Small island nations are working together to ensure they have a collective voice at the upcoming United Nations Climate Conference which is to be held in Dubai.
Leaders from Caribbean nations have also come together to ‘amplify their voices on the global stage and emphasize their shared priorities.’
The Caribbean states published The Grenada Outcome Document – Second Caribbean SIDS High Level Dialogue on Climate Change
Amongst the key action areas is Loss and Damage: Demanding new and additional support of at least 100 billion USD annually to the Loss and Damage Fund to finance immediate reconstruction and rehabilitation efforts in developing countries affected by extreme climate events.
See also: Loss and Damage Agreement Reached #COP27
The Latin America and the Caribbean Climate Week (LACCW) is taking place in Panama City, Panama, 23-27 October, bringing together representatives from local and national governments, Indigenous Peoples, civil society and the private sector to address climate challenges, inspire heightened ambition and contribute to the first global stocktake of the Paris Agreement – a crucial step to renew worldwide ambition at the UN Climate Change Conference (COP28) to keep global warming below 1.5 degrees Celsius.
Countries in Latin America and the Caribbean (LAC) are confronting escalating climate impacts.
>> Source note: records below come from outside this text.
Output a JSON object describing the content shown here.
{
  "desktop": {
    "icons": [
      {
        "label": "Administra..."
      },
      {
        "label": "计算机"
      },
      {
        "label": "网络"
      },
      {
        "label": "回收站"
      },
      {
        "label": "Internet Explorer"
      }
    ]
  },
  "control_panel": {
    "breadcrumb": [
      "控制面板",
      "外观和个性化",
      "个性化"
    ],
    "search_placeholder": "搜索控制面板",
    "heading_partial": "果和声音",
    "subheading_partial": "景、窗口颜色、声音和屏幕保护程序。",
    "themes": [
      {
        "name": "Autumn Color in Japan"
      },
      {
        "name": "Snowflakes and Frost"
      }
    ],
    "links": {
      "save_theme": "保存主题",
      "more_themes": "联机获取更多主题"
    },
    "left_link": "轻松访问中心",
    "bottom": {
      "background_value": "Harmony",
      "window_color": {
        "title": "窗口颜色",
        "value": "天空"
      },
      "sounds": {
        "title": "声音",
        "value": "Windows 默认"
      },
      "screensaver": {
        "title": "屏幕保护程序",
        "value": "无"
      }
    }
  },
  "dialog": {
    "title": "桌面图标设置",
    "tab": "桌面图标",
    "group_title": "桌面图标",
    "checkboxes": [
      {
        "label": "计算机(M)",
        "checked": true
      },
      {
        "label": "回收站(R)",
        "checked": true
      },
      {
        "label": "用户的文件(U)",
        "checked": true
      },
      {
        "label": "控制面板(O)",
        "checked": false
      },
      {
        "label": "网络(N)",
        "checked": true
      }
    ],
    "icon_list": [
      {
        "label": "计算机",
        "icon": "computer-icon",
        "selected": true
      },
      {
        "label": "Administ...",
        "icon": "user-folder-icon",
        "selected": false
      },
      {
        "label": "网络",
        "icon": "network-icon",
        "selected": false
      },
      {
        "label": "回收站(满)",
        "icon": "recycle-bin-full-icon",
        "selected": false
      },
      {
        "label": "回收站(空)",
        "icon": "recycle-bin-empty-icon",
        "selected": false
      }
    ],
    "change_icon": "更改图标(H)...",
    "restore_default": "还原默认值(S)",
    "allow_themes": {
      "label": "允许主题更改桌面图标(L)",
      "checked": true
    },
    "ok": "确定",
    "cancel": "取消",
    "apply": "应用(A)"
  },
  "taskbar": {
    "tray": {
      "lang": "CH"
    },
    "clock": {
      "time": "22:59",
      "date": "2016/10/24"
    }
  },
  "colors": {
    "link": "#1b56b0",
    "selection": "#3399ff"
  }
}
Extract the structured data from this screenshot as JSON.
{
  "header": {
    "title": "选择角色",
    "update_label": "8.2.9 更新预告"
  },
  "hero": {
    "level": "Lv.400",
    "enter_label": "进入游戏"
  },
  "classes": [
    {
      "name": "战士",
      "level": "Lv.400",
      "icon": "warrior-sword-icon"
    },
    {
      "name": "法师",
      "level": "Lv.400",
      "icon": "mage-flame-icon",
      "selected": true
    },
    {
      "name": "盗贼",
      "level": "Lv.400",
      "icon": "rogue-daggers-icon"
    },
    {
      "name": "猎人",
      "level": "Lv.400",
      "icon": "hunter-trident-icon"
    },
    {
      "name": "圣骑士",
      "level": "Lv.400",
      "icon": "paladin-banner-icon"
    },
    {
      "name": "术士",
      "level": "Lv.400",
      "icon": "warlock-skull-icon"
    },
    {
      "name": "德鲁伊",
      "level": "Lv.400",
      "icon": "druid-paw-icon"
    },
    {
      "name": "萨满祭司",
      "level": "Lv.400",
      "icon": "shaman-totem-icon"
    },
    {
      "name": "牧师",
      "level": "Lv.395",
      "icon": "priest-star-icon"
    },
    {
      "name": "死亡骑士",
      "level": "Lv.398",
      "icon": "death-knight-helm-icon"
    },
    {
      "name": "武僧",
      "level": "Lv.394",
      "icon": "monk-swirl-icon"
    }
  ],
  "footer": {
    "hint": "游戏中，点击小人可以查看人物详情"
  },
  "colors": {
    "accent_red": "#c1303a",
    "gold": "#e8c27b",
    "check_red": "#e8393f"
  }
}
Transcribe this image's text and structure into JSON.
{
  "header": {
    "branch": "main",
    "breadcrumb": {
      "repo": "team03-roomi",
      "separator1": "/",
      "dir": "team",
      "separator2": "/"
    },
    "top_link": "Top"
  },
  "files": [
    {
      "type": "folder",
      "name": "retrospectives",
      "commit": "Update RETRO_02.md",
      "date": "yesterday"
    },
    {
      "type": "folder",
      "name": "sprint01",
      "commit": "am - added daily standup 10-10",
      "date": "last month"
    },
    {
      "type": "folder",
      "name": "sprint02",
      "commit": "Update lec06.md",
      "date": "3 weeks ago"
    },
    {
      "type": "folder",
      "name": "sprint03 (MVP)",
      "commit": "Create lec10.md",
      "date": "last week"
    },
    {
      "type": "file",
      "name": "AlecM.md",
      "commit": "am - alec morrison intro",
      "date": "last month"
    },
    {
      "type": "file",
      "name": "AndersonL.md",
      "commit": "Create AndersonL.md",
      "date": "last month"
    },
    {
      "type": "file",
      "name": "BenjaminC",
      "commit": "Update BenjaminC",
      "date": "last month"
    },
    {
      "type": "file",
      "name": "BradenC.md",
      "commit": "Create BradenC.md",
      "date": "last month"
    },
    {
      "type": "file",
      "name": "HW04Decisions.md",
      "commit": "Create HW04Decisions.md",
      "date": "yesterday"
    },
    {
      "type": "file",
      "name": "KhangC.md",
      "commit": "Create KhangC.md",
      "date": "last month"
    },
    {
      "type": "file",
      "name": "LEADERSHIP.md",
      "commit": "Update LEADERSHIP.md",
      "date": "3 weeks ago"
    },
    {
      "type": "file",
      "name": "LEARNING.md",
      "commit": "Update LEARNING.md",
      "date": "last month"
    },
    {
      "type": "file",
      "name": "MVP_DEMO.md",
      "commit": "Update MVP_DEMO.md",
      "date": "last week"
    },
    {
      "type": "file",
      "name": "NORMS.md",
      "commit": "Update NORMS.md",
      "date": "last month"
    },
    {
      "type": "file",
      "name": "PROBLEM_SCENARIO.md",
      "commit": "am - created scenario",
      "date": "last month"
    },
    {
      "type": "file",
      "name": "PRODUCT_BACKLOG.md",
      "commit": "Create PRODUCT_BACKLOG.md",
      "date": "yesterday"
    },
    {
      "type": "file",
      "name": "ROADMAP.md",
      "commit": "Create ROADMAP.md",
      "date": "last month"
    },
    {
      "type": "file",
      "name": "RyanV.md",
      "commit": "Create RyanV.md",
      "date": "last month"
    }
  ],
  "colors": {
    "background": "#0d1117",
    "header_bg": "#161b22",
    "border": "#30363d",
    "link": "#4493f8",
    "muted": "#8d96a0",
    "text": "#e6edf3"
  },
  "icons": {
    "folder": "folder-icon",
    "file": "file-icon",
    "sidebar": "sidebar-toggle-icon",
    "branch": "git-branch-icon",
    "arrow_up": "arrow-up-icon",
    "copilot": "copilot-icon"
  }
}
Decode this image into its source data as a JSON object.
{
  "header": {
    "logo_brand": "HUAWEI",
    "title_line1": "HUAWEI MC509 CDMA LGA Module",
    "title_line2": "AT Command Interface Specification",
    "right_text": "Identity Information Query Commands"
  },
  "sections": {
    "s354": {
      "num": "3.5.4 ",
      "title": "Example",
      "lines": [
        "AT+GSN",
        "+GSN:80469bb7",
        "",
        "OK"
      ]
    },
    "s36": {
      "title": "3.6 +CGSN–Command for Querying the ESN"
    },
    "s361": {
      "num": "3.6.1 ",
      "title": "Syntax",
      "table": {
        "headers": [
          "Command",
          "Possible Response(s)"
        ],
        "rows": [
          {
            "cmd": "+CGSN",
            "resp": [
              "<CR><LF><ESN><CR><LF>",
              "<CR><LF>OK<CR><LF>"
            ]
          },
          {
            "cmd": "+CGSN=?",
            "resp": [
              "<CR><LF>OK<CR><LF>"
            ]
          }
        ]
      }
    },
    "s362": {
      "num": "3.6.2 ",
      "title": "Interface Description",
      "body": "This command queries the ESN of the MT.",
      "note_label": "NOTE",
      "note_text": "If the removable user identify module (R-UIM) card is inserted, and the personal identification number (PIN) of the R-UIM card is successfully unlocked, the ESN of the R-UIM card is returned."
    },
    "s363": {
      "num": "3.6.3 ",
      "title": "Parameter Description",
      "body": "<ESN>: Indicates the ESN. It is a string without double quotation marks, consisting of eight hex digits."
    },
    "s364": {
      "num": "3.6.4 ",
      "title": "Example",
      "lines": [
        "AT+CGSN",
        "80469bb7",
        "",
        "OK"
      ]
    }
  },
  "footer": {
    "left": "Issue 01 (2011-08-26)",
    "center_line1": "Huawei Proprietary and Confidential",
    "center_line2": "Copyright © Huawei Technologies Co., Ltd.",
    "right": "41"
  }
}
This year has witnessed a series of extreme weather events across the region, including fires, droughts, floods and record-breaking temperatures, underscoring the region’s vulnerability to climate change.
The region, on the other hand, also holds the key to multiple climate solutions. The unique natural assets of Latin America and the Caribbean, such as forests, mangroves and coral reefs, serve as carbon sinks and natural defences against floods. LAC also stands out as a clean energy leader, with almost 60% of energy generated from hydroelectric power and significant potential for wind and solar energy.
Commenting about the forthcoming UN Climate Change Conference in Dubai, UN Climate Change Executive Secretary Simon Stiell said at the Opening of the New York Climate Week:
“Pre-Paris, we were focused on getting the agreement. Post-Paris, we were focused on agreeing the rules.
“It is only now, firmly in the era of transformation, where we are fully comprehending the truly gargantuan scale of finance necessary, all over the globe, to meet the commitments we collectively made to combat this climate crisis.
And he continued:
“we have overrun ourselves with meetings, leaving minimal time in-between to do the crucial work of mobilising capitals to take the ambitious positions we need.”
Concluding his speech he said:
“More than ever, we need courage. We need leadership. We need stalwart COP presidencies that hunt for solutions and forge ambitious compromises. We need negotiators who take it on themselves to convince capitals of ambitious pathways.
“We need political leaders that dare to see beyond their elected term and invest in our present and future, not to satisfy immediate populist impulses.
“We need corporate leaders in the fossil fuel industry, in the financial sector and elsewhere who can challenge shareholders on destructive short-term gain, in favour of a longer-term vision of returns on investment for the planet.
“Friends, We can. We will. That is the attitude we need to bring to COP 28.”